Objective To investigate whether three-dimensional static and power Doppler ultrasound improves the diagnosis of primary Fallopian tube carcinoma.
Methods During a 2-year period five cases of primary Fallopian tube carcinoma were selected from a cohort of 520 patients with a previous scan suggestive of an adnexal tumor.

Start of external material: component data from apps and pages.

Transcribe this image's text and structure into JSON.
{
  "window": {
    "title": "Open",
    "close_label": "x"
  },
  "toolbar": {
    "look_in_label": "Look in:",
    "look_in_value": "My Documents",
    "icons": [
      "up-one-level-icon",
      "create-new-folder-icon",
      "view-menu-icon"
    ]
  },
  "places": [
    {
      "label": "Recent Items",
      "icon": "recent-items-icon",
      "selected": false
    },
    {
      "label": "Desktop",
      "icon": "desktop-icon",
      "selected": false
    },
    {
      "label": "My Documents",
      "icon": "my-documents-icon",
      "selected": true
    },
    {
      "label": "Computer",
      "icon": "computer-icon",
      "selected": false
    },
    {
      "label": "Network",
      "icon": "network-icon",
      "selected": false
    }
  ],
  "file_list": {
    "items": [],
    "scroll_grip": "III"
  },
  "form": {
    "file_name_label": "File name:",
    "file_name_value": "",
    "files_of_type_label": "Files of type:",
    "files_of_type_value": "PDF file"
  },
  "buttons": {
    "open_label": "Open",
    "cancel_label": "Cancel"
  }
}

Results Tubal malignancy occurred in patients between 49 and 64 years, with presenting symptoms such as pain, vaginal bleeding and leukorrhea. CA 125 was elevated in three cases of tubal carcinoma with stages II and III, while in two patients with stage I, CA 125 was within the normal limits. Two-dimensional ultrasound demonstrated sausage shaped cystic masses with papillary projections in two patients and a complex adnexal mass in one patient. Three-dimensional ultrasound revealed sausage shaped cystic and/or complex masses with papillary projections in all five cases of tubal malignancy. In one patient preoperative 3-D ultrasound correctly predicted bilateral tumors, while 2-D transvaginal sonography found only unilateral changes. Additional 3-D power Doppler examination depicted vascular geometry typical for malignant tumor vessels such as arteriovenous shunts, microaneurysms, tumoral lakes, blind ends and dichotomous branching in each of the cases with Fallopian tube carcinoma.
Conclusions Three-dimensional ultrasound allows precise depiction of tubal wall irregularities such as papillary protrusions and pseudosepta. Improved understanding of anatomical relationships may aid in distinguishing ovarian from tubal pathology. Multiple sections of the tubal sausage like structures enable determination of local tumor spread and capsule infiltration. Study of the vascular architecture in cases of Fallopian tube malignancy is further enhanced using 3-D power Doppler imaging.